Static vs. BGP Routes

General rule of routing: A static route will always override a route learned from a routing protocol (i.e. OSPF, BGP, etc…).
Or so I thought (and everyone I have spoken to lately)…

I recently had an issue with a Foundry BigIron router where a routing loop was occurring between my router and the upstream ISPs router. To give a basic synopsis there is a downstream customer that is peering with different ISPs via BGP. This customer is purchasing transport via an upstream connection connected to this BigIron. Because the customer is not in a BGP session with the Foundry router there are static routes pointing to the customer’s subnets via their cross connected interface.
When a new BGP peer was established from the Foundry all of a sudden traffic destined to the customer was bouncing between the Foundry and the upstream ISP. What happened?
The static routes to the customer were defined by the network address (/23 and larger subnets), the customer is advertising their network addresses as /24 subnets to their BGP peers to help with route dampening. When the Foundry BigIron re-calculated its routing table it found two routes to the same location. When this happens and the cost and administrative distances are the same the more specific route was given preference. However because the more specific route went back to the upstream ISP which then in turn tried to pass the traffic back through the Foundry to the customer a routing loop was created.

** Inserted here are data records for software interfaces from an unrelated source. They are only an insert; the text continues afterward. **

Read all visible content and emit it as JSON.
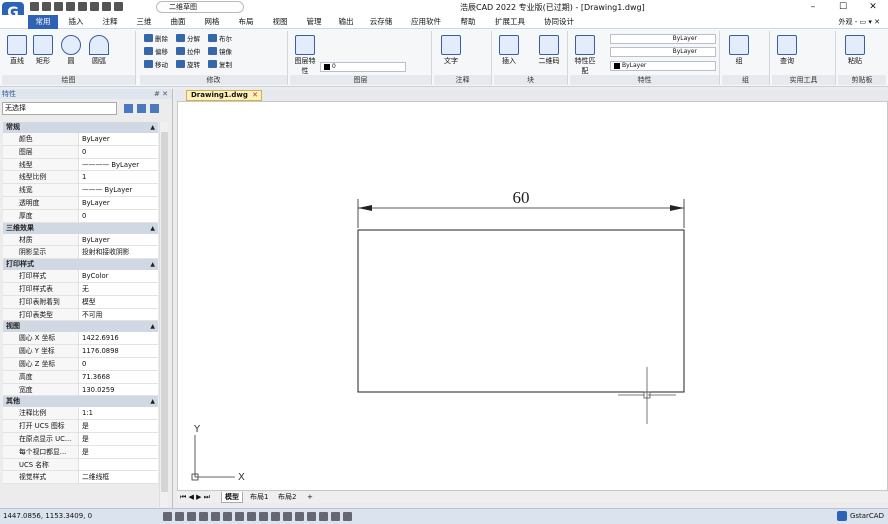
{
  "title_bar": {
    "logo_glyph": "G",
    "workspace": "二维草图",
    "window_title": "浩辰CAD 2022 专业版(已过期) - [Drawing1.dwg]",
    "controls": [
      "–",
      "☐",
      "✕"
    ]
  },
  "menu": {
    "tabs": [
      "常用",
      "插入",
      "注释",
      "三维",
      "曲面",
      "网格",
      "布局",
      "视图",
      "管理",
      "输出",
      "云存储",
      "应用软件",
      "帮助",
      "扩展工具",
      "协同设计"
    ],
    "active": "常用",
    "right_label": "外观 -",
    "right_icons": "▭ ▾ ✕"
  },
  "ribbon": {
    "draw": {
      "label": "绘图",
      "tools": [
        "直线",
        "矩形",
        "圆",
        "圆弧"
      ]
    },
    "modify": {
      "label": "修改",
      "tools": [
        "删除",
        "分解",
        "布尔",
        "偏移",
        "拉伸",
        "镜像",
        "移动",
        "旋转",
        "复制"
      ]
    },
    "layer": {
      "label": "图层",
      "tools": [
        "图层特性"
      ],
      "current_layer": "0"
    },
    "annotation": {
      "label": "注释",
      "tools": [
        "文字"
      ]
    },
    "block": {
      "label": "块",
      "tools": [
        "插入",
        "二维码"
      ]
    },
    "properties": {
      "label": "特性",
      "tools": [
        "特性匹配"
      ],
      "linetype": "ByLayer",
      "lineweight": "ByLayer",
      "color": "ByLayer"
    },
    "group": {
      "label": "组",
      "tools": [
        "组"
      ]
    },
    "utilities": {
      "label": "实用工具",
      "tools": [
        "查询"
      ]
    },
    "clipboard": {
      "label": "剪贴板",
      "tools": [
        "粘贴"
      ]
    }
  },
  "properties_panel": {
    "header": "特性",
    "header_icons": "# ✕",
    "selection": "无选择",
    "sections": [
      {
        "title": "常规",
        "rows": [
          {
            "k": "颜色",
            "v": "ByLayer"
          },
          {
            "k": "图层",
            "v": "0"
          },
          {
            "k": "线型",
            "v": "———— ByLayer"
          },
          {
            "k": "线型比例",
            "v": "1"
          },
          {
            "k": "线宽",
            "v": "——— ByLayer"
          },
          {
            "k": "透明度",
            "v": "ByLayer"
          },
          {
            "k": "厚度",
            "v": "0"
          }
        ]
      },
      {
        "title": "三维效果",
        "rows": [
          {
            "k": "材质",
            "v": "ByLayer"
          },
          {
            "k": "阴影显示",
            "v": "投射和接收阴影"
          }
        ]
      },
      {
        "title": "打印样式",
        "rows": [
          {
            "k": "打印样式",
            "v": "ByColor"
          },
          {
            "k": "打印样式表",
            "v": "无"
          },
          {
            "k": "打印表附着到",
            "v": "模型"
          },
          {
            "k": "打印表类型",
            "v": "不可用"
          }
        ]
      },
      {
        "title": "视图",
        "rows": [
          {
            "k": "圆心 X 坐标",
            "v": "1422.6916"
          },
          {
            "k": "圆心 Y 坐标",
            "v": "1176.0898"
          },
          {
            "k": "圆心 Z 坐标",
            "v": "0"
          },
          {
            "k": "高度",
            "v": "71.3668"
          },
          {
            "k": "宽度",
            "v": "130.0259"
          }
        ]
      },
      {
        "title": "其他",
        "rows": [
          {
            "k": "注释比例",
            "v": "1:1"
          },
          {
            "k": "打开 UCS 图标",
            "v": "是"
          },
          {
            "k": "在原点显示 UC...",
            "v": "是"
          },
          {
            "k": "每个视口都显...",
            "v": "是"
          },
          {
            "k": "UCS 名称",
            "v": ""
          },
          {
            "k": "视觉样式",
            "v": "二维线框"
          }
        ]
      }
    ]
  },
  "document": {
    "tab": "Drawing1.dwg",
    "tab_close": "✕",
    "dimension_text": "60"
  },
  "ucs": {
    "y_label": "Y",
    "x_label": "X"
  },
  "layout_tabs": {
    "nav": "⏮ ◀ ▶ ⏭",
    "tabs": [
      "模型",
      "布局1",
      "布局2"
    ],
    "add": "+",
    "active": "模型"
  },
  "status": {
    "coords": "1447.0856, 1153.3409, 0",
    "brand": "GstarCAD"
  }
}
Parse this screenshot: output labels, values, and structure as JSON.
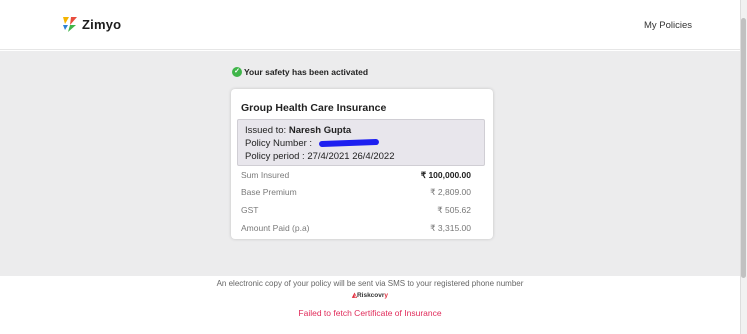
{
  "header": {
    "brand": "Zimyo",
    "nav_link": "My Policies"
  },
  "status": {
    "message": "Your safety has been activated"
  },
  "policy": {
    "title": "Group Health Care Insurance",
    "issued_label": "Issued to:",
    "issued_to": "Naresh Gupta",
    "number_label": "Policy Number :",
    "period_label": "Policy period :",
    "period": "27/4/2021 26/4/2022",
    "rows": [
      {
        "label": "Sum Insured",
        "amount": "₹ 100,000.00"
      },
      {
        "label": "Base Premium",
        "amount": "₹ 2,809.00"
      },
      {
        "label": "GST",
        "amount": "₹ 505.62"
      },
      {
        "label": "Amount Paid (p.a)",
        "amount": "₹ 3,315.00"
      }
    ]
  },
  "footer": {
    "note": "An electronic copy of your policy will be sent via SMS to your registered phone number",
    "partner_prefix": "Riskcovr",
    "partner_suffix": "y",
    "error": "Failed to fetch Certificate of Insurance"
  },
  "colors": {
    "check": "#3fb549",
    "error": "#e02b5a",
    "background": "#ececed"
  }
}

Solution? Either make the static routes more specific by modifying them to /24 networks, or create a prefix-list to filter out the route from the BGP peers. Given the amount of /24 networks that would be involved the prefix-list was chosen.